It would be easy to look back and wonder why the old guard in legal technology did not recognize this changing business climate and figure out a way to deliver their own legacy products over the web, but then again, the old model was lucrative and the vendor had total control of the customer, and has history has demonstrated, control and power are hard to give up. It took a new breed of legal technology companies, especially in the practice management area, to build quality products that provided lawyers with the tools they were accustomed to, coupled with the tools of the new web for Software-as-a-Service to gain universal acceptance. Over the past three years, numerous companies such as Advologix, Clio, and RocketMatter have done a lot to promote awareness and adoption of SaaS for law firms.
5. SaaS Evangelists
Along with the growth new legal SaaS companies, there were a whole slew of lawyers who didn’t just enjoy the benefits of the technologies in their own practice, but took it upon themselves to promote it to others. People like Steph Kimbro, Seth Rowland and Niki Black didn’t just make terms like “Cloud Computing,” “multi-tenancy” and “SaaS” household terminology, but made sure we understood their meanings and ethical implications.
Current State of Legal SaaS
The proliferation of cloud/SaaS tools and adoption has made it so it lawyers working at small firms, or solo practitioners running a virtual office can have access to the exact same powerful technologies that were once available only too large firms with dedicated IT servers and staff. The multi-tenancy architecture of the Software-as-a-Service model provides everyone the power to throw out their IT hat and pay only for what they use.
Will the lawyer who would rather be locked in by legacy software products continue to exist?
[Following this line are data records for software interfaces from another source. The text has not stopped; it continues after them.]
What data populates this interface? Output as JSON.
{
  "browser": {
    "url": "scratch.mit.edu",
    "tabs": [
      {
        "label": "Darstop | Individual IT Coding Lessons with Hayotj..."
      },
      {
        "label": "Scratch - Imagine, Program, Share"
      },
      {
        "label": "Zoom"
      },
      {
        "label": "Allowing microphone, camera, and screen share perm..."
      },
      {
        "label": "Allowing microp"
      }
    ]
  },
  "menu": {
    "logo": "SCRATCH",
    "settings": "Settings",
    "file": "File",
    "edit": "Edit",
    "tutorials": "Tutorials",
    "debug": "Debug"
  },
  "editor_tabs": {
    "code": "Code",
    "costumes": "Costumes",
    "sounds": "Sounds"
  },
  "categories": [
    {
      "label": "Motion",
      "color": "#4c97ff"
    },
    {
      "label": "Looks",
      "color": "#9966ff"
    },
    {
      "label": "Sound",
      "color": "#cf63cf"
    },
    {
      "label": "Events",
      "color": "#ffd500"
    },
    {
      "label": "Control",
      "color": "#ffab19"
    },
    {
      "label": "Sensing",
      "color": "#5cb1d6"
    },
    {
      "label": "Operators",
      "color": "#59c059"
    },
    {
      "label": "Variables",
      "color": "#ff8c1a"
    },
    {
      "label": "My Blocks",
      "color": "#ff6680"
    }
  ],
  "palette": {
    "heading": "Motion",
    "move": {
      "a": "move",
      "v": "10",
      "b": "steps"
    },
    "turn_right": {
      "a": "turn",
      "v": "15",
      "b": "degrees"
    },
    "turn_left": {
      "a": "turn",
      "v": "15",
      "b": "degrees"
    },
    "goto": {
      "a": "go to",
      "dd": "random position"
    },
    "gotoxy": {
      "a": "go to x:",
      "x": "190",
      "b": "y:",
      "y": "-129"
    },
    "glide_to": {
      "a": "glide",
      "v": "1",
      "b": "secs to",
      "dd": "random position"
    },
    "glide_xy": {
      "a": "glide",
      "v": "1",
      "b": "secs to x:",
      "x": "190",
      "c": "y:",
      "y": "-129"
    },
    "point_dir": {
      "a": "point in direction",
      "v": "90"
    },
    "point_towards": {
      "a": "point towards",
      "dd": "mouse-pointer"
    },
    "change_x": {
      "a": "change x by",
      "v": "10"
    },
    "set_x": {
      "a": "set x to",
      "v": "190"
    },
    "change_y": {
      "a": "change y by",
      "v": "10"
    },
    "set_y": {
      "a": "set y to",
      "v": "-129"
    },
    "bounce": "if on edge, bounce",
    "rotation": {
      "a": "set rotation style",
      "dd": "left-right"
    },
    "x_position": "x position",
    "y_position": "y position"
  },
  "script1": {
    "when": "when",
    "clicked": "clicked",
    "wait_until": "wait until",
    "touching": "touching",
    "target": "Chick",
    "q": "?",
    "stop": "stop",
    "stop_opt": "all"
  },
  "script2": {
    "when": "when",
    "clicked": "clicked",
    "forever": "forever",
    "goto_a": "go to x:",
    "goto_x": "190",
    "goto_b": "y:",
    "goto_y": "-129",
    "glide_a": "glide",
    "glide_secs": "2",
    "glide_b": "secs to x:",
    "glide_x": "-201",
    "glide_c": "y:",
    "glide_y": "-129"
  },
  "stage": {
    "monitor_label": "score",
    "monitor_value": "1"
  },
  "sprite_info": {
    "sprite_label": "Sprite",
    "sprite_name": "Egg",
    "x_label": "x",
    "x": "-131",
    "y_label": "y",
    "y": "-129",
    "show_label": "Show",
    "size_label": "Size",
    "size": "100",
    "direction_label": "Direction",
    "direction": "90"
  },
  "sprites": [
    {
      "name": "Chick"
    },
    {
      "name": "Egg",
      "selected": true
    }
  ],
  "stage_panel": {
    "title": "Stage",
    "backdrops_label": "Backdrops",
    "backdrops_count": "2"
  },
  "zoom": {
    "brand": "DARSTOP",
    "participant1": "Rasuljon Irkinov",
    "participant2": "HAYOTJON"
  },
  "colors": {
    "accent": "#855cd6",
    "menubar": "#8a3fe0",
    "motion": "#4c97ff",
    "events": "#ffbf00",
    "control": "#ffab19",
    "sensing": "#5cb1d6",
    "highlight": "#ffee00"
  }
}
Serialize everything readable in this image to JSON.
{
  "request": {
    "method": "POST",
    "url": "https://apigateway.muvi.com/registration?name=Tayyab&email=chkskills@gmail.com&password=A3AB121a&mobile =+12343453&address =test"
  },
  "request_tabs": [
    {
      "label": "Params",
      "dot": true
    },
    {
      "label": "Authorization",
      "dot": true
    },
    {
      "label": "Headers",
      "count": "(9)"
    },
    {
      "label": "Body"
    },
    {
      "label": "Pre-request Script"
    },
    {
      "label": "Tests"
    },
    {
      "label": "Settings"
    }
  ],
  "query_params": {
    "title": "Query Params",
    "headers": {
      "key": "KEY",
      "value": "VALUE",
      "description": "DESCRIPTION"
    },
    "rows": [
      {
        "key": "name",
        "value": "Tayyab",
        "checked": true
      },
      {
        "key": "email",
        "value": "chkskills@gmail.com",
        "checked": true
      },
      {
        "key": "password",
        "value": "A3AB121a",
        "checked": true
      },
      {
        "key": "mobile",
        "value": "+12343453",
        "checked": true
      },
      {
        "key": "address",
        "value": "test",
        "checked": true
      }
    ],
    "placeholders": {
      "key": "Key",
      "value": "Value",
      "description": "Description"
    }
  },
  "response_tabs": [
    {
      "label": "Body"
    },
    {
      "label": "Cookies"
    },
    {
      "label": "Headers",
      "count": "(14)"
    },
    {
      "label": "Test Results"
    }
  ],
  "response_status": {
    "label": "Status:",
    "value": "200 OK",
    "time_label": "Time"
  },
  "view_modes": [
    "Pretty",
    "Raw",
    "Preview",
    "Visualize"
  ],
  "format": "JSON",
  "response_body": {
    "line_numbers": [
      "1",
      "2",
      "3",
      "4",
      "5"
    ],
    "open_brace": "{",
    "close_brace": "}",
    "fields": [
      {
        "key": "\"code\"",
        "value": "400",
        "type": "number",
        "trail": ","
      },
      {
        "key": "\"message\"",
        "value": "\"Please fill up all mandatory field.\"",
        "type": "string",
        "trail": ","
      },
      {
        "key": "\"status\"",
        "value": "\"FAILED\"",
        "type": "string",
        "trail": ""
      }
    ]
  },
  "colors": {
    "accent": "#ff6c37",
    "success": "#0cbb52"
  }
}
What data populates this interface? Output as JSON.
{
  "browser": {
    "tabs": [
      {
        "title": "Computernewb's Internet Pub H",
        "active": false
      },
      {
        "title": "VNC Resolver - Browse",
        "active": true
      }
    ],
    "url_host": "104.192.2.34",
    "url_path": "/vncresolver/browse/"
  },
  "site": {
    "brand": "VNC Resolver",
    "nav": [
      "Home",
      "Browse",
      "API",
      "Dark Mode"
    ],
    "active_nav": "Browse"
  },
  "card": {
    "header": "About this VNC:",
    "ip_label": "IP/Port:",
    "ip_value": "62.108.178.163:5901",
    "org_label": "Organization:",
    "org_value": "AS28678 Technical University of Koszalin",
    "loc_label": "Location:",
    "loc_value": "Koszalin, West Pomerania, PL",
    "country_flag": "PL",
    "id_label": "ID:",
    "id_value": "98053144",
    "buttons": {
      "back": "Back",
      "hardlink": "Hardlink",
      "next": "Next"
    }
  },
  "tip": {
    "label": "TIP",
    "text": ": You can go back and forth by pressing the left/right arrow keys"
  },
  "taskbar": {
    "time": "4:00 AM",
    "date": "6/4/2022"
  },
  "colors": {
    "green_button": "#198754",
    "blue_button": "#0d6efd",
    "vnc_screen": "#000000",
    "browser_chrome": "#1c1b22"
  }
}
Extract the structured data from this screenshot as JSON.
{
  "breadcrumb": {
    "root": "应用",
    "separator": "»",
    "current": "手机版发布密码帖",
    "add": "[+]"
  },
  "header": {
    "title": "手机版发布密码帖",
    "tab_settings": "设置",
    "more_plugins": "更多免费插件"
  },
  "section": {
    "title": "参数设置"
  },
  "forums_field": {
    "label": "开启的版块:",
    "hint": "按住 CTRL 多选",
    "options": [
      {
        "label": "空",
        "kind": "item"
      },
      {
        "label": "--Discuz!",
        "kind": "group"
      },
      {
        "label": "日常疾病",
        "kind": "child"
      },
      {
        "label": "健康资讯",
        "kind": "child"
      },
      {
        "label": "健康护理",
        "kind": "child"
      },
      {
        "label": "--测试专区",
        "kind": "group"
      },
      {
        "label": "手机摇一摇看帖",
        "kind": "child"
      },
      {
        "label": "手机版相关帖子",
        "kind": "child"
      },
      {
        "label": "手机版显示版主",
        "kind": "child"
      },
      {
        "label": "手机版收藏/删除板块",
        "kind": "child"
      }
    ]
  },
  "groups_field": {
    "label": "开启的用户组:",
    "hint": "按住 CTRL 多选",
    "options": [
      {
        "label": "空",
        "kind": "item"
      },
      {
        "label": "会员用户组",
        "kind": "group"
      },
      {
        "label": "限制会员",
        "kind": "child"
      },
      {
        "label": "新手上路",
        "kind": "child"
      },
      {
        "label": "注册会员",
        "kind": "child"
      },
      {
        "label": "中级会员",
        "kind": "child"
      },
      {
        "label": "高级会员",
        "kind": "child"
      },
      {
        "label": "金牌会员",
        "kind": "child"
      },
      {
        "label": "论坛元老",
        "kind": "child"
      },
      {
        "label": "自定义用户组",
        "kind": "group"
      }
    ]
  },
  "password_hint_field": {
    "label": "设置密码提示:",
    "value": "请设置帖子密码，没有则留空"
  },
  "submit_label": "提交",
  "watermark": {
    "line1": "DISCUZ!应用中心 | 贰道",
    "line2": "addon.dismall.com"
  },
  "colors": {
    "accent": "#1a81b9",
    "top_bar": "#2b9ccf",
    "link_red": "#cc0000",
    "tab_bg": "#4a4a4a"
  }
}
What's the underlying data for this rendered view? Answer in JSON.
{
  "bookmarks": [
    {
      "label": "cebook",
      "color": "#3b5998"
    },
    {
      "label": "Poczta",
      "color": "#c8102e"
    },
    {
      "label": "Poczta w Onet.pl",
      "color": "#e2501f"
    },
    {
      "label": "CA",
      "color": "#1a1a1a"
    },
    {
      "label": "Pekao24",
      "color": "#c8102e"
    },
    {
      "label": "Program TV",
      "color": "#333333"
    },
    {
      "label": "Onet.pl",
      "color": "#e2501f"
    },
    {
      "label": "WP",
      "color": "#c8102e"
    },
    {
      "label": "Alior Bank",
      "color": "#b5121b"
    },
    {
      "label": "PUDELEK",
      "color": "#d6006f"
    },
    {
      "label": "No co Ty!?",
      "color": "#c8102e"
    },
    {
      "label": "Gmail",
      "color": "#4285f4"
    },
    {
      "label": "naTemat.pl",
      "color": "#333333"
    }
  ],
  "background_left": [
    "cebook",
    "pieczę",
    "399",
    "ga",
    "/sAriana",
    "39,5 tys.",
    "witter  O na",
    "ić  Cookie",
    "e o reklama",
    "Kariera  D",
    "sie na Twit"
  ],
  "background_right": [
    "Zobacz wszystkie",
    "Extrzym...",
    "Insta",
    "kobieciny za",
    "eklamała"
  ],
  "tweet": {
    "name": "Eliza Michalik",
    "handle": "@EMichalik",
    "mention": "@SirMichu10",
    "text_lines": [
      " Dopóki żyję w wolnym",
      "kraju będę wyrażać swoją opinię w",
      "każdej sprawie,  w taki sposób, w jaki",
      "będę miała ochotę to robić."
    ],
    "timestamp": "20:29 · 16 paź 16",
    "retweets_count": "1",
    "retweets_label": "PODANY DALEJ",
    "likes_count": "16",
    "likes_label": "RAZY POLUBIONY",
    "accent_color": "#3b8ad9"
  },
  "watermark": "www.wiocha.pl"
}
Maybe for a little while, but a radical paradigm shift in technology and in the way lawyers work has begun.
Danny Johnson works for the NetDocuments marketing department.